Ursus americanus kermodei
Location: British Columbia, Canada
The 'spirit bear' (also known as the Kermode Bear) is named after Francis Kermode, a zoologist and former director of the Royal B.C. Museum, Victoria, who first studied the subspecies in the early 1900s.
Spirit bears are easily recognized by their white fur, but, contrary to common belief, they're not albinos—they're actually a rare subspecies of the black bear, born with a genetic mutation that gives them white coats. It's the same genetic mutation that gives humans red hair.
Spirit bears are so rare that only about 400 or so are left in the wild. In April 2006, the Spirit Bear was added to the list of the Canadian province of British Columbia’s official symbols.

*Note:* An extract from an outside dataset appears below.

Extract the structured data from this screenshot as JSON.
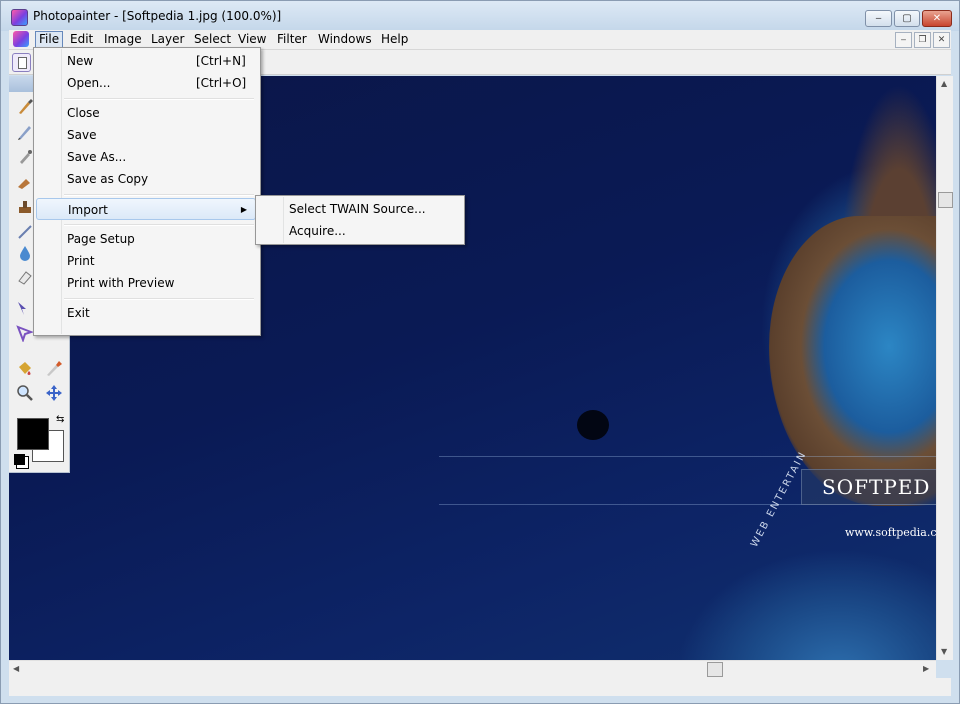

It's an offense of up to $104,000 ($100,000 Canadian) to shoot a white bear anywhere in the province.